We always learn something new from the T1D Exchange Online Community’s Question of the Day responses. As we wrapped up 2022, the community shared interesting insights on living with T1D.  

 Here’s what we learned from the three most popular questions of December 2022:  



  1. Do you have hypoglycemia unawareness?

Our top Question of the Day for this month had over 500 responses. “Hypoglycemia unawareness” is when you don’t feel the symptoms of low blood sugars — it can develop in anyone but is most common in those who’ve lived with T1D for many decades or in those who’ve experienced hypoglycemia very frequently. 

The most popular answer, with 40% of the responses, was “No, I almost always feel low blood sugar symptoms when I am low.” On the contrary, 19% of respondents said “Yes, I very rarely feel low blood sugar symptoms when I am low,” which can be extremely scary. Many comments expressed gratitude for continuous glucose monitors (CGM). 

Some insightful comments included:  

  • Sometimes I can keep on trucking down to the 40s, self-treat, and keep going on about my day. Other times I feel terrible, super lethargic, and irritable, and it stops me in my tracks.” 
  • “Since I’ve had T1D since 1960, I’ve lost the ability to feel hypoglycemia. I totally rely on my Dexcom to keep me in the range.” 
  • “Yes, both hypo and hyperglycemia unawareness. If I’ve dropped to the low 40s, my vision becomes impaired, and I’ll see the light-yellow amorphous blobs in my central vision. Fortunately, that rarely happens now because of CGM alerts.” 
  • “After 72 years, yes, my eyesight changes, and I see a sort of yellow shape when I’m around 55 mg/dL or lower. It’s handy that it happens in case the Dexcom is not quite there yet.” 

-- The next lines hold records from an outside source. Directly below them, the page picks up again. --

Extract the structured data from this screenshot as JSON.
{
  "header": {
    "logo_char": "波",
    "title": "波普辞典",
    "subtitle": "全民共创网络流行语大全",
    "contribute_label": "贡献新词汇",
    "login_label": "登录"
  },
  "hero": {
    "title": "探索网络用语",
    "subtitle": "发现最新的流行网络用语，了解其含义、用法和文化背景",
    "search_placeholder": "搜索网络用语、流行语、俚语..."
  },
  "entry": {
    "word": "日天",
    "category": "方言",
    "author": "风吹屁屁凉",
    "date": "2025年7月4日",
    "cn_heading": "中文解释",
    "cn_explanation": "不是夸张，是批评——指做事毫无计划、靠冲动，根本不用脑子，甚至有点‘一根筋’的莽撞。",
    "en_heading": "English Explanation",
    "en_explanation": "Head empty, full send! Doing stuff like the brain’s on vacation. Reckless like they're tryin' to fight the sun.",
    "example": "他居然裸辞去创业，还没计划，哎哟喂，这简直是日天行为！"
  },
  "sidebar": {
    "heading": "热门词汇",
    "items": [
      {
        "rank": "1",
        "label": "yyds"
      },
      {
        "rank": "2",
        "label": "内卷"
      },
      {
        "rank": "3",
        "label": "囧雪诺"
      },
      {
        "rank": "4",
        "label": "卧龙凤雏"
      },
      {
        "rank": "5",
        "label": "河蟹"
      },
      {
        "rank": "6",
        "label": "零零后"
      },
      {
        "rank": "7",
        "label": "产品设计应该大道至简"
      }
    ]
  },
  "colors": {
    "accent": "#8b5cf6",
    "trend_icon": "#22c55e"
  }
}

*Comments have been edited slightly for clarity as needed. 

2. Were you experiencing DKA (diabetes-related ketoacidosis) when you were diagnosed with T1D?

Many of our community members have been living with diabetes for a very long time and don’t remember the entire story of their diagnosis. When you live with diabetes for so many years, the details of your diagnosis can become a distant memory. Our second most popular question of the month had a pretty good split between respondents choosing “yes”, “no”, or “I don’t know” about experiencing DKA during their diagnosis.  

Popular quotes from the community included:    

  • “No, I was fully conscious and not feeling sick at all. I have no idea what my blood glucose level was when my pediatrician took a urine test at his office and told my mother to take me to the hospital. It was 1955 and I was 8. Once at the hospital I remember never ending urine tests, not many blood tests.” 
  • “I know I was spilling ketones, but I don’t know if I was in DKA. I had just barely turned 4 so the details are fuzzy.” 
  • “I was diagnosed back in the mid-1970’s — told only of my high blood glucose levels, nothing else. So, I have no idea if I was experiencing ketoacidosis or not.” 
  • “Yes, I was in DKA. I spent three days in the hospital.”  

*Comments have been edited slightly for clarity as needed. 


  1. How many times in 2022 did you get a comprehensive eye exam (including dilation with eye drops or retinal imaging) with an ophthalmologist or optometrist?

Annual eye exams are so important if you have diabetes because the earliest stages of retinopathy have no symptoms — regardless of your A1c! You need the exam to catch the earliest stages and get treatment. The vast majority of our respondents chose in the responses that they have had at least 1 or more comprehensive eye exam in 2022.  

Here is how our community responded:  

  • “I go every 6 months, so twice a year; unless a problem arises.” 
  • “Once, for an annual exam with a retina specialist I’ve been seeing for over a decade. I was diagnosed with diabetic retinopathy in 1982.” 
  • “Priorities have been shifted since Covid began, and then dealing with my 100-year-old father this past year. I hope to return to my typical rotation of check-ups soon.” 
  • “Annual eye exams are critical. When I had my exam 3 1/2 years ago, the ophthalmologist told me my optic nerve was swollen and had me get an MRI that day. I had a brain tumor that was larger than a tennis ball. It turned out to be benign. I hadn’t had any symptoms, headache, vertigo, etc. That ophthalmologist is our favorite doctor, she saved my life.” 
  • “Once a year is all I need currently, no retinopathy. I always use an ophthalmologist for the dilation and retinal exam.” 

*Comments have been edited slightly for clarity as needed. 

Thank you to every member of the T1D Exchange Online Community for sharing your experiences. If you are not already a member of our Online Community, join us by clicking the “Join” button in your upper right corner!